The study, conducted by leading social scientist Kenneth Andrews, monitored the online behaviour of over 5,000 parents and compared the head circumference of their babies with the types of articles they were most drawn to. After analysing a whole year’s worth of data, Andrews concluded that parents of babies with larger than average heads were 76% more likely to click on articles about the future prospects of mega heads.
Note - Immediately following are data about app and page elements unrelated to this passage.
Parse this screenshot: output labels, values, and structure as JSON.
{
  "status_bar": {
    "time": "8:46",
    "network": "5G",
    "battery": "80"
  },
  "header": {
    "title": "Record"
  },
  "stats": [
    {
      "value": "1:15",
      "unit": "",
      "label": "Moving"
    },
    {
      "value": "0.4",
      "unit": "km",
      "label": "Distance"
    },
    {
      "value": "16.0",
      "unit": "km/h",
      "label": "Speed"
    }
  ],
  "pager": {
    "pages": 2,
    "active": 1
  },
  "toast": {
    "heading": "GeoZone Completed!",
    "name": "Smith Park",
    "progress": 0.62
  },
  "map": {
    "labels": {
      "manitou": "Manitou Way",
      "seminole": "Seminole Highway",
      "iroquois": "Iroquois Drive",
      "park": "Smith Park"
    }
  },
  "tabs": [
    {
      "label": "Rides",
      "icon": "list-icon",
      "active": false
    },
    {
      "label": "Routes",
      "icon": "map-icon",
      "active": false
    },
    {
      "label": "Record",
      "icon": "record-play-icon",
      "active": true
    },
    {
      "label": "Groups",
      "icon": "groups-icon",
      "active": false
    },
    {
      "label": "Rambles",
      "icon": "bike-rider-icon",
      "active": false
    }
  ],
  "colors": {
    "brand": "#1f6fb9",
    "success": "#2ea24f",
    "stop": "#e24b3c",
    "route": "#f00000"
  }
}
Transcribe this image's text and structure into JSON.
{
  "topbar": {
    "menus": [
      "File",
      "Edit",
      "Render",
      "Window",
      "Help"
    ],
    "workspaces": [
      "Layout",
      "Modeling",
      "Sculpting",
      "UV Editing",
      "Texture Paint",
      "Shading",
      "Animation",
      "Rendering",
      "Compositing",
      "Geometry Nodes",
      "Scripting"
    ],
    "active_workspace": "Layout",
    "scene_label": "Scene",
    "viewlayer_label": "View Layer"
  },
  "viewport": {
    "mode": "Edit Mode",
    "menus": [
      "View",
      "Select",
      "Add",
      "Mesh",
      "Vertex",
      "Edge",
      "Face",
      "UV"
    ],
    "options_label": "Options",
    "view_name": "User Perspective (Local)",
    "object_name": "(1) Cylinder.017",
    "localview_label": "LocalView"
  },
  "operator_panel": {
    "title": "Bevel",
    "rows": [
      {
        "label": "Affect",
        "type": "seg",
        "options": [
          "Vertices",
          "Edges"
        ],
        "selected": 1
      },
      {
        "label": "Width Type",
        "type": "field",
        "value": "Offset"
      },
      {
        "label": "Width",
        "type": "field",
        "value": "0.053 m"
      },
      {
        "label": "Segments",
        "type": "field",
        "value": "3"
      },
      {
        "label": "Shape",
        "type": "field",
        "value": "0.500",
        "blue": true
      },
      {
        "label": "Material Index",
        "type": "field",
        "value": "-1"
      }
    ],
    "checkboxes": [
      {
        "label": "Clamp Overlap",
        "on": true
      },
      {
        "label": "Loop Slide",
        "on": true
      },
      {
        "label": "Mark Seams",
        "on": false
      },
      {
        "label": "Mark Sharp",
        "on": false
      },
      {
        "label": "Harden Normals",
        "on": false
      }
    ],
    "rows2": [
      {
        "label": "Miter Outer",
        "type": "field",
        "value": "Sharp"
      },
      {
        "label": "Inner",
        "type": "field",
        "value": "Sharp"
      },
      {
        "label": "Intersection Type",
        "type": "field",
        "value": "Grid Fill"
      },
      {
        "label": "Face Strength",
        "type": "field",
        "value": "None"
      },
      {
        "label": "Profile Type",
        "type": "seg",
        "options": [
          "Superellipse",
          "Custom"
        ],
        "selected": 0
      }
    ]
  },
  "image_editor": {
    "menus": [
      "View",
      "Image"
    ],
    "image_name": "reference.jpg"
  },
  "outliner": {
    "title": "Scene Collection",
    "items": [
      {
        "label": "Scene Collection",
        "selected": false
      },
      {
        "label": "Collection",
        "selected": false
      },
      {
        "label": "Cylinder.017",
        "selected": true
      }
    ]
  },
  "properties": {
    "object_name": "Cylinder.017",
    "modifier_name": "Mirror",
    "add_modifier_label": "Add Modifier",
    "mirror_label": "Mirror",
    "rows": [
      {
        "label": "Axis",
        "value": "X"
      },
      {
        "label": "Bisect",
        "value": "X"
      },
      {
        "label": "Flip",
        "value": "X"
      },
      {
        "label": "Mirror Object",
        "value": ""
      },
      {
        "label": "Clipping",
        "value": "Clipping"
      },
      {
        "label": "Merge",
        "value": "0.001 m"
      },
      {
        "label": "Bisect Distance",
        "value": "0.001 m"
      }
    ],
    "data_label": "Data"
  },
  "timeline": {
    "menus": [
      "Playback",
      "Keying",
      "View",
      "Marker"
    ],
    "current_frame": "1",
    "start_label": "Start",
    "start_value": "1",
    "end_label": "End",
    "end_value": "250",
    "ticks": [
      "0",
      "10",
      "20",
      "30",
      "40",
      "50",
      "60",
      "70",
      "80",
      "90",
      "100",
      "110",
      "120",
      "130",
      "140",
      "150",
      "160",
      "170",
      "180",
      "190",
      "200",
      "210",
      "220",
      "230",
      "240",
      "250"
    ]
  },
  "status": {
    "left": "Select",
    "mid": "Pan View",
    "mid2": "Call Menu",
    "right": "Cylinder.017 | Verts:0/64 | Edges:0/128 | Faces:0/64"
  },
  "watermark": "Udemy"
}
While the study refused to confirm whether planet melons were pre-ordained for life success in adulthood, it did assert that websites seeking clickbait should continue to publish these types of articles, as long as mother nature was still producing pumpkin-headed babies. According to Andrews, “as long as mothers continue to push out boofheads and moon faces, there will always be a market for these kinds of articles. Parents just lap this stuff up, mainly because beyond these babies developing strong enough neck muscles to hold their giant heads up, parents hold grave concerns about their future prospects.”